Family in Mourning
On Sunday night I had a friend in from out of town and we caught a preview at the Rep of "Of Mice and Men." It was grand seeing so many friends up on the stage tearing the hell through one of the undisputed masterworks of American theatre, and it was even more fun catching up with them at drinks afterward at Solo, which has become one of Seattle's Actor Bars. (I hope they know what they're in for!)
My old friend Charles Leggett, who as Lenny had spent the evening politely tugging the entire production away from his fellow actors, had some choice comments on the process of creating his role and I'm looking forward to seeing how audiences respond to the show.
Actors and artists in Seattle are given to the occasional rant about their status in the local theatre ecosystem, and this evening it was the turn of Mr. Basil Harris to take the floor. Basil, who I chiefly know from his days in sketch comedy troupe Bald Face Lie, was fresh from closing his own show "Go Dog, Go!" at the Seattle Children's Theatre, and I suspect a combination of closing night euphoria and whatever he was drinking were what led to his passionate rant about the necessity of local artists to actively pursue their own destinies. He enumerated the well-known reasons for why NOT to be an actor, and then said "really, the only reason to continue doing this is to be part of this community. The only 'career' you end up with in theatre is entirely based on working with your peers and colleagues. It's not about getting larger and larger roles until you're suddenly a star. It doesn't work like that in this town. The pay-off, the success, is the opportunity to do the work, and to do it with people who you respect."
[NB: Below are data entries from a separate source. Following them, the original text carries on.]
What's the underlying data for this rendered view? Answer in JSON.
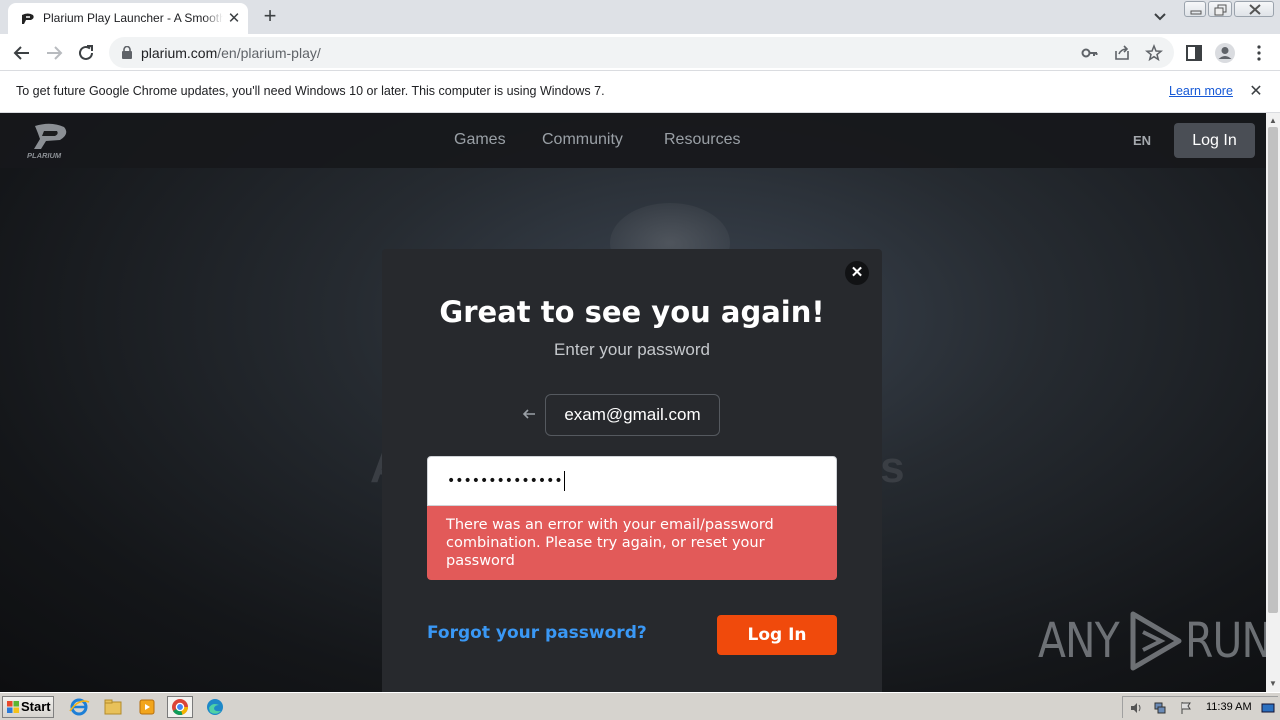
{
  "browser": {
    "tab_title": "Plarium Play Launcher - A Smoother Gaming Experience",
    "tab_close": "✕",
    "new_tab": "+",
    "url_host": "plarium.com",
    "url_path": "/en/plarium-play/"
  },
  "infobar": {
    "message": "To get future Google Chrome updates, you'll need Windows 10 or later. This computer is using Windows 7.",
    "link": "Learn more",
    "close": "✕"
  },
  "site_nav": {
    "links": [
      "Games",
      "Community",
      "Resources"
    ],
    "language": "EN",
    "login_label": "Log In",
    "logo_text": "PLARIUM"
  },
  "background": {
    "partial_left": "A",
    "partial_right": "rs"
  },
  "modal": {
    "close": "✕",
    "title": "Great to see you again!",
    "subtitle": "Enter your password",
    "email": "exam@gmail.com",
    "password_mask": "••••••••••••••",
    "error": "There was an error with your email/password combination. Please try again, or reset your password",
    "forgot_link": "Forgot your password?",
    "login_button": "Log In"
  },
  "watermark": {
    "text": "RUN",
    "prefix": "ANY"
  },
  "taskbar": {
    "start_label": "Start",
    "clock": "11:39 AM"
  },
  "colors": {
    "accent_orange": "#f04a0c",
    "error_red": "#e25a59",
    "link_blue": "#3a98f5"
  }
}
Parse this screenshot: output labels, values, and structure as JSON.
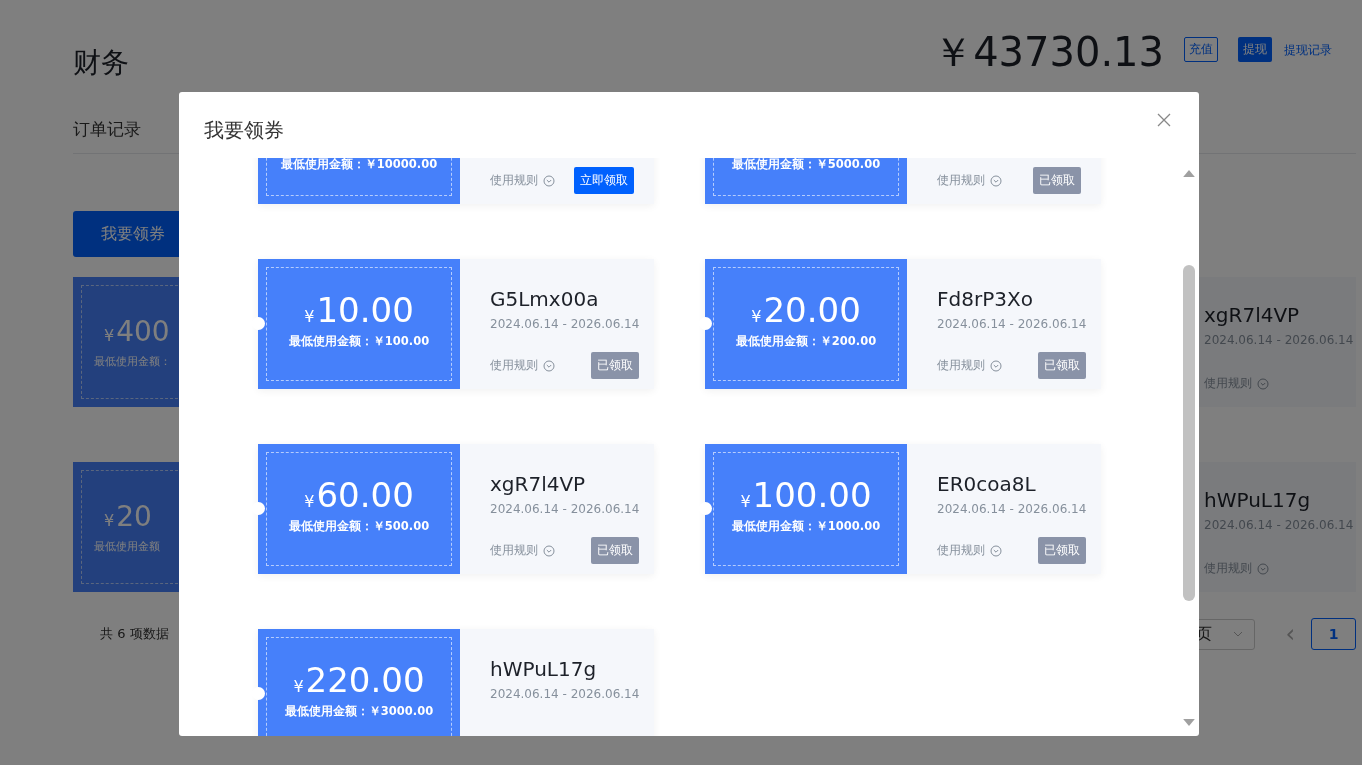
{
  "page": {
    "title": "财务",
    "balance": "￥43730.13",
    "recharge": "充值",
    "withdraw": "提现",
    "withdraw_log": "提现记录",
    "tab": "订单记录",
    "claim_button": "我要领券",
    "bg_rows": [
      {
        "amount": "400",
        "yen": "¥",
        "min": "最低使用金额：",
        "code": "xgR7l4VP",
        "dates": "2024.06.14 - 2026.06.14",
        "rule": "使用规则"
      },
      {
        "amount": "20",
        "yen": "¥",
        "min": "最低使用金额",
        "code": "hWPuL17g",
        "dates": "2024.06.14 - 2026.06.14",
        "rule": "使用规则"
      }
    ],
    "total": "共 6 项数据",
    "page_size": "页",
    "prev": "‹",
    "current_page": "1"
  },
  "modal": {
    "title": "我要领券",
    "coupons": [
      {
        "min": "最低使用金额：￥10000.00",
        "rule": "使用规则",
        "action": "立即领取",
        "claimed": false
      },
      {
        "min": "最低使用金额：￥5000.00",
        "rule": "使用规则",
        "action": "已领取",
        "claimed": true
      },
      {
        "yen": "¥",
        "amount": "10.00",
        "min": "最低使用金额：￥100.00",
        "code": "G5Lmx00a",
        "dates": "2024.06.14 - 2026.06.14",
        "rule": "使用规则",
        "action": "已领取",
        "claimed": true
      },
      {
        "yen": "¥",
        "amount": "20.00",
        "min": "最低使用金额：￥200.00",
        "code": "Fd8rP3Xo",
        "dates": "2024.06.14 - 2026.06.14",
        "rule": "使用规则",
        "action": "已领取",
        "claimed": true
      },
      {
        "yen": "¥",
        "amount": "60.00",
        "min": "最低使用金额：￥500.00",
        "code": "xgR7l4VP",
        "dates": "2024.06.14 - 2026.06.14",
        "rule": "使用规则",
        "action": "已领取",
        "claimed": true
      },
      {
        "yen": "¥",
        "amount": "100.00",
        "min": "最低使用金额：￥1000.00",
        "code": "ER0coa8L",
        "dates": "2024.06.14 - 2026.06.14",
        "rule": "使用规则",
        "action": "已领取",
        "claimed": true
      },
      {
        "yen": "¥",
        "amount": "220.00",
        "min": "最低使用金额：￥3000.00",
        "code": "hWPuL17g",
        "dates": "2024.06.14 - 2026.06.14"
      }
    ]
  }
}
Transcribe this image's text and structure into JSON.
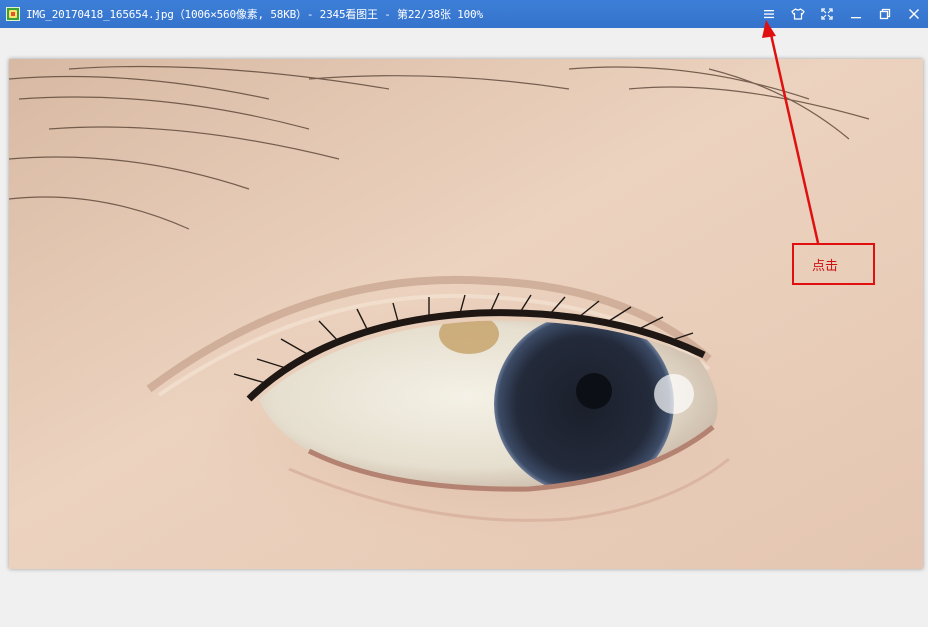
{
  "window": {
    "title": "IMG_20170418_165654.jpg（1006×560像素, 58KB）- 2345看图王 - 第22/38张 100%",
    "titlebar_color": "#3573cc"
  },
  "controls": [
    {
      "name": "menu-icon",
      "label": "Menu"
    },
    {
      "name": "skin-icon",
      "label": "Skin"
    },
    {
      "name": "fullscreen-icon",
      "label": "Fullscreen"
    },
    {
      "name": "minimize-icon",
      "label": "Minimize"
    },
    {
      "name": "restore-icon",
      "label": "Restore"
    },
    {
      "name": "close-icon",
      "label": "Close"
    }
  ],
  "annotation": {
    "label": "点击",
    "color": "#e01010"
  },
  "photo": {
    "subject": "eye-closeup"
  }
}
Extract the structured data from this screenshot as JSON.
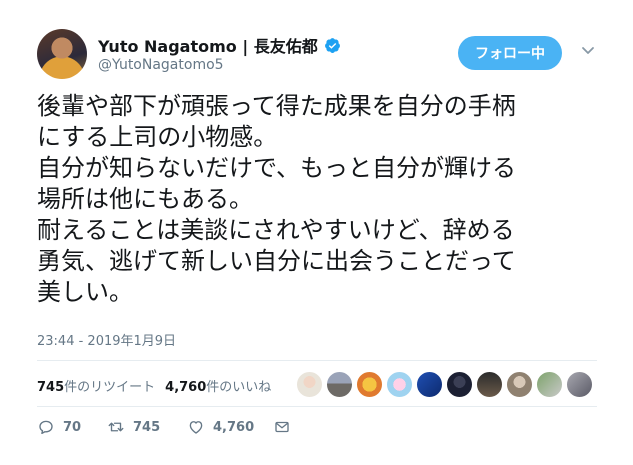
{
  "user": {
    "name": "Yuto Nagatomo | 長友佑都",
    "handle": "@YutoNagatomo5"
  },
  "follow_button": {
    "label": "フォロー中"
  },
  "tweet": {
    "text": "後輩や部下が頑張って得た成果を自分の手柄\nにする上司の小物感。\n自分が知らないだけで、もっと自分が輝ける\n場所は他にもある。\n耐えることは美談にされやすいけど、辞める\n勇気、逃げて新しい自分に出会うことだって\n美しい。",
    "timestamp": "23:44 - 2019年1月9日"
  },
  "stats": {
    "retweets_count": "745",
    "retweets_label": "件のリツイート",
    "likes_count": "4,760",
    "likes_label": "件のいいね"
  },
  "actions": {
    "reply_count": "70",
    "retweet_count": "745",
    "like_count": "4,760"
  },
  "colors": {
    "accent": "#4ab3f4",
    "verified": "#1da1f2",
    "muted": "#657786"
  }
}
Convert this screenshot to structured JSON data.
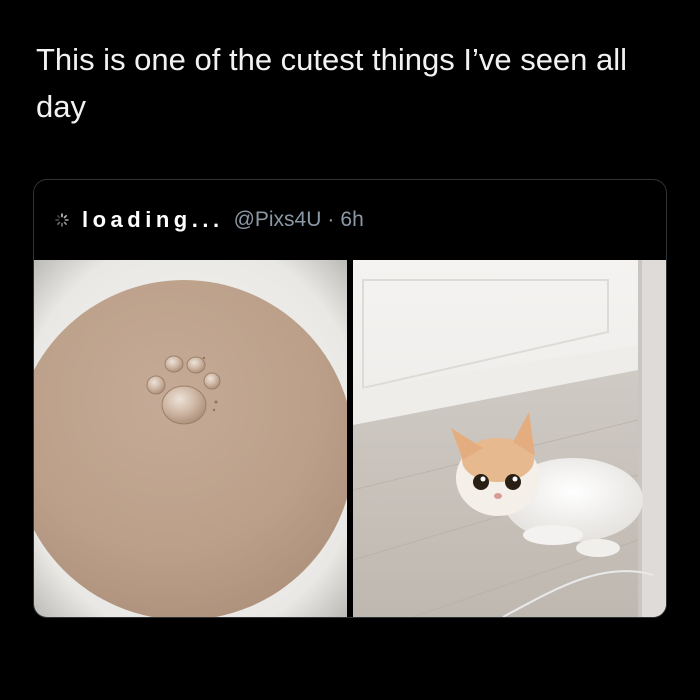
{
  "post": {
    "text": "This is one of the cutest things I’ve seen all day"
  },
  "quoted_tweet": {
    "avatar_icon": "loading-spinner-icon",
    "display_name": "loading...",
    "handle": "@Pixs4U",
    "separator": "·",
    "timestamp": "6h",
    "media": [
      {
        "icon": "milk-tea-cup-with-paw-bubble-image"
      },
      {
        "icon": "kitten-lying-on-floor-image"
      }
    ]
  },
  "colors": {
    "background": "#000000",
    "text": "#f2f2f2",
    "secondary_text": "#8b98a5",
    "card_border": "#2f3336"
  }
}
Basil's comments have been going through my head today as I read the many tributes to actor Mark Chamberlin, who died unexpectedly this morning after a bike accident on the weekend. I knew Mark only slightly off the stage but had been watching his performances for years. I always carried a small amount of guilt that the first show I'd seen him in, Hospitality at the old ACT, was frankly atrocious and my review said so. (He played a crack-smoking corrupt Immigration officer. I doubt it was his favorite role either.) Whatever; when we last talked, at the opening night of "The Odyssey" at Taproot, it was again clear that he wasn't carrying any ill-feeling about my unkind words of 15 years ago.
Regardless of how little we actually knew each other, Mark and I were both members of an artistic community that's still small enough to consider itself family--albeit the sort of loud, cantankerous and argumentative extended family that spends as much time feuding as celebrating. I feel honored to have seen so many of his performances over the years. He brought a quality of substance to his work that's rare. The eye was naturally drawn to his slightly craggy good looks, the ear to a voice--what a voice!--that he used like a musician his instrument or a carpenter his toolbox.
Thanks for your work, Mr. Chamberlin. I'm sorry we never had a chance to work together, because you were the sort of artist I aspire to collaborate with. We were distant relations but family nonetheless, and I join the rest of Seattle's artists in mourning your loss.